■ ACTIVITY ■
Search the records for "Fires" and copy each line that holds it.

■ SOURCE DATA ■
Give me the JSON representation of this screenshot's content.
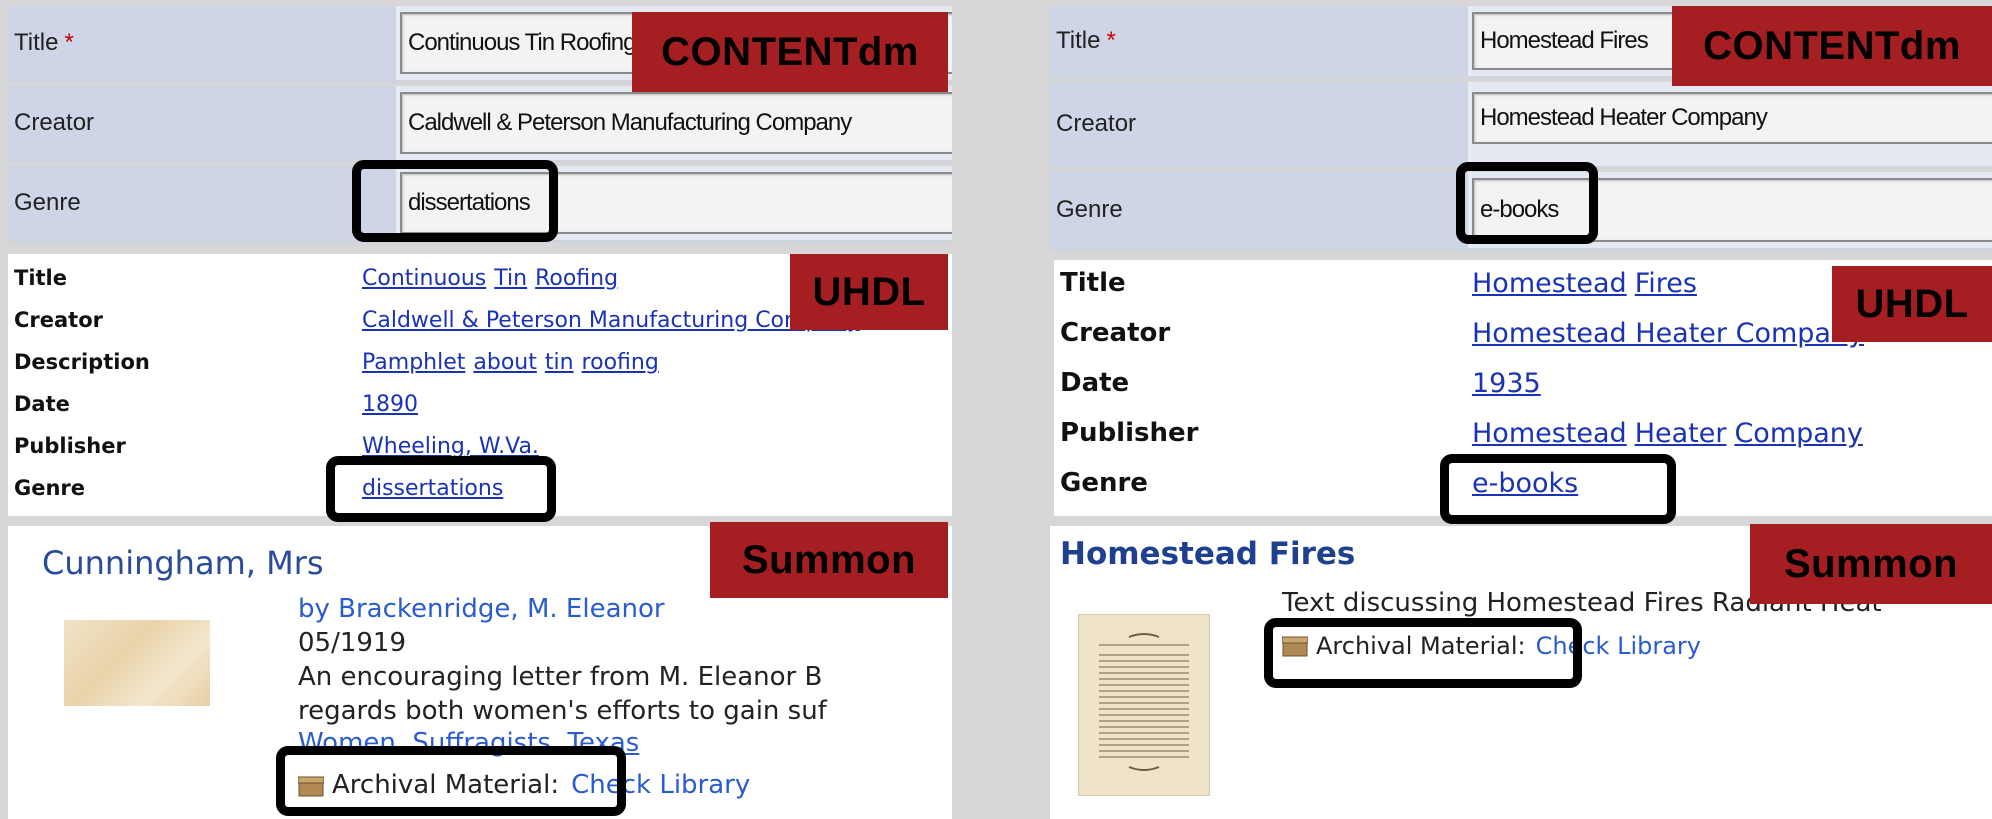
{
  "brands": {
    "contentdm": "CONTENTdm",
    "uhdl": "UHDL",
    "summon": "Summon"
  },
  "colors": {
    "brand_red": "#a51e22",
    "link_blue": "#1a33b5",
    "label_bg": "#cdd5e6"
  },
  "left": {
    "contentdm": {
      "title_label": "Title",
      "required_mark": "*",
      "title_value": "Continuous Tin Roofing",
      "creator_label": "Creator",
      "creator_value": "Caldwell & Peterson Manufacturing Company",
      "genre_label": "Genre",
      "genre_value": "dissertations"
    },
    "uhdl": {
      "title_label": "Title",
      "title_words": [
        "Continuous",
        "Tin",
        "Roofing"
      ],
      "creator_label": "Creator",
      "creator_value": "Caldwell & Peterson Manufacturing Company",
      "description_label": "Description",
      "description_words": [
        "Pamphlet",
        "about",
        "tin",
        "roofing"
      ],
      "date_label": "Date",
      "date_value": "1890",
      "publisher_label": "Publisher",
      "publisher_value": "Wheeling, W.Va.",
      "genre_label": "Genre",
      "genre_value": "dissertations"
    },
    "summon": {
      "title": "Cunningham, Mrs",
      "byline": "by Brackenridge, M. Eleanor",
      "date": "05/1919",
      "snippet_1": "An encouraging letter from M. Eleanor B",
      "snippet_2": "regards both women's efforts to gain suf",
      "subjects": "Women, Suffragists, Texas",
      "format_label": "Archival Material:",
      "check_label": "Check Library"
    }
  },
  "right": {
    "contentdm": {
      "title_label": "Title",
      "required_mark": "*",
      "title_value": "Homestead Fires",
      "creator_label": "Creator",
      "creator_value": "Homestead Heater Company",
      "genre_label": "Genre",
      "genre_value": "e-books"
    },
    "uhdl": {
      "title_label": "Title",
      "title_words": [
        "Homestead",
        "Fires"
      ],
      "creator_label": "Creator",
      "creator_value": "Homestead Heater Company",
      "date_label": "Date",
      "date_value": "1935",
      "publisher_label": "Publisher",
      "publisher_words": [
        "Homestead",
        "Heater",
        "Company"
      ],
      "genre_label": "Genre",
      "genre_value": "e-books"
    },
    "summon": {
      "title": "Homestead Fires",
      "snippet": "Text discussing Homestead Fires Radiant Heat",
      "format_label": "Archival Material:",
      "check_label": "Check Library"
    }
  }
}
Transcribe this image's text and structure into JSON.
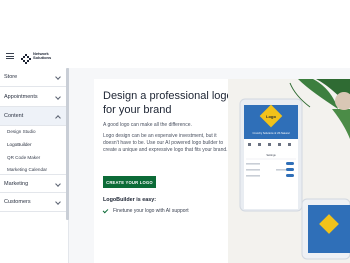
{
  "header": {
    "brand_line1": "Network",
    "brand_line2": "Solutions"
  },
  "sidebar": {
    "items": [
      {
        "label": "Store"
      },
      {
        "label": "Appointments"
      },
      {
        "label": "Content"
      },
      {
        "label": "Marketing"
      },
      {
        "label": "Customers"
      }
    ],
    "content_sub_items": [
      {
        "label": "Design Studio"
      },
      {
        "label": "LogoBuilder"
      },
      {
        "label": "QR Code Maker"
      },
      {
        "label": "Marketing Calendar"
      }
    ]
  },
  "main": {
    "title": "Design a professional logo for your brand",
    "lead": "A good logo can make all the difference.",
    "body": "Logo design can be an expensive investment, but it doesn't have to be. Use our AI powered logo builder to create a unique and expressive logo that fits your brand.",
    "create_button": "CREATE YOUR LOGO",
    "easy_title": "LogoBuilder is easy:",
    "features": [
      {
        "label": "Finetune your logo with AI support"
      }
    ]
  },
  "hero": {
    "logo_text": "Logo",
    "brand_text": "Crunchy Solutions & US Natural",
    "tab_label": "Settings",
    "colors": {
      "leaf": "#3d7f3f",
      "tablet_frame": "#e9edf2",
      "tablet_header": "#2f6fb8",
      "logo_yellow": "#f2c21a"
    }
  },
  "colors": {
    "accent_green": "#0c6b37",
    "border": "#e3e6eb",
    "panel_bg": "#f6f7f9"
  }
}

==

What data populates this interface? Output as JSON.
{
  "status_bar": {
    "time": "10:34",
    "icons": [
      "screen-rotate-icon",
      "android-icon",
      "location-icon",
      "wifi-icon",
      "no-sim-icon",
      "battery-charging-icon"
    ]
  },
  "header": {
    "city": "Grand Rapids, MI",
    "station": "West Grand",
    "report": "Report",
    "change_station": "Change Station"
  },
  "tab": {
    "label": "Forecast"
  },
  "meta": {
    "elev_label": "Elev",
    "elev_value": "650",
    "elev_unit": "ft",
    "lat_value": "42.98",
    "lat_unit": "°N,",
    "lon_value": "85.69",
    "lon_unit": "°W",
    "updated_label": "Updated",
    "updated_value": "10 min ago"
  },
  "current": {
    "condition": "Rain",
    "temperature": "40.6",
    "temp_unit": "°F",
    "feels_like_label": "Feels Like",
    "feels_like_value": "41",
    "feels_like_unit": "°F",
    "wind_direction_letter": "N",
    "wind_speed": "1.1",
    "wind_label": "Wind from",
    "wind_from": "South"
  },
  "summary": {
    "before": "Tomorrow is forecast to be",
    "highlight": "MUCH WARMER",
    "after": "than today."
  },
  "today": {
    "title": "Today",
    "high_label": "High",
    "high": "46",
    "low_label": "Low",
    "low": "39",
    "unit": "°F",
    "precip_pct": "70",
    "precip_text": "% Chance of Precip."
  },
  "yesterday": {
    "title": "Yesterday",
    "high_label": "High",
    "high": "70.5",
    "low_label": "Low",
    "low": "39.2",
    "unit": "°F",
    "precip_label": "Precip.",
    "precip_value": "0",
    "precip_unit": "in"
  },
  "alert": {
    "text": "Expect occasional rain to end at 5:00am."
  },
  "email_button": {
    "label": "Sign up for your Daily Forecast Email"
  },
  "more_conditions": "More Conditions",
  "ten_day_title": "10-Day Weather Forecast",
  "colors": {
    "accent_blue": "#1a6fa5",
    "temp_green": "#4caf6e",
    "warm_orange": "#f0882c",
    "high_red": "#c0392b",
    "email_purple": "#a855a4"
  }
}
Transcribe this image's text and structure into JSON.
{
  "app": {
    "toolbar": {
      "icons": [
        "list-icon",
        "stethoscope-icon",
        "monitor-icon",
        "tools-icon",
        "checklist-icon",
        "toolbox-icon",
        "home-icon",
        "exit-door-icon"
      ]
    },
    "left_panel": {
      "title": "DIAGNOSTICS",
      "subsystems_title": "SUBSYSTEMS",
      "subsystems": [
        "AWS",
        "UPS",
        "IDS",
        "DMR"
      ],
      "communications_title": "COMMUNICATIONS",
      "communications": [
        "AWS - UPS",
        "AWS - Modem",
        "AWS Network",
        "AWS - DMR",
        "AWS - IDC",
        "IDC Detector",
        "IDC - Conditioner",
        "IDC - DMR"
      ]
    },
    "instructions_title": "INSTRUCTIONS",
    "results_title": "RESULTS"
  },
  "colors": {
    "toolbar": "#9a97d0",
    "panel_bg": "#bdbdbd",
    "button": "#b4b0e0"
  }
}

■ REPLY TO THE TASK ■
      "title_value": "Homestead Fires",
        "Fires"
      "title": "Homestead Fires",
      "snippet": "Text discussing Homestead Fires Radiant Heat",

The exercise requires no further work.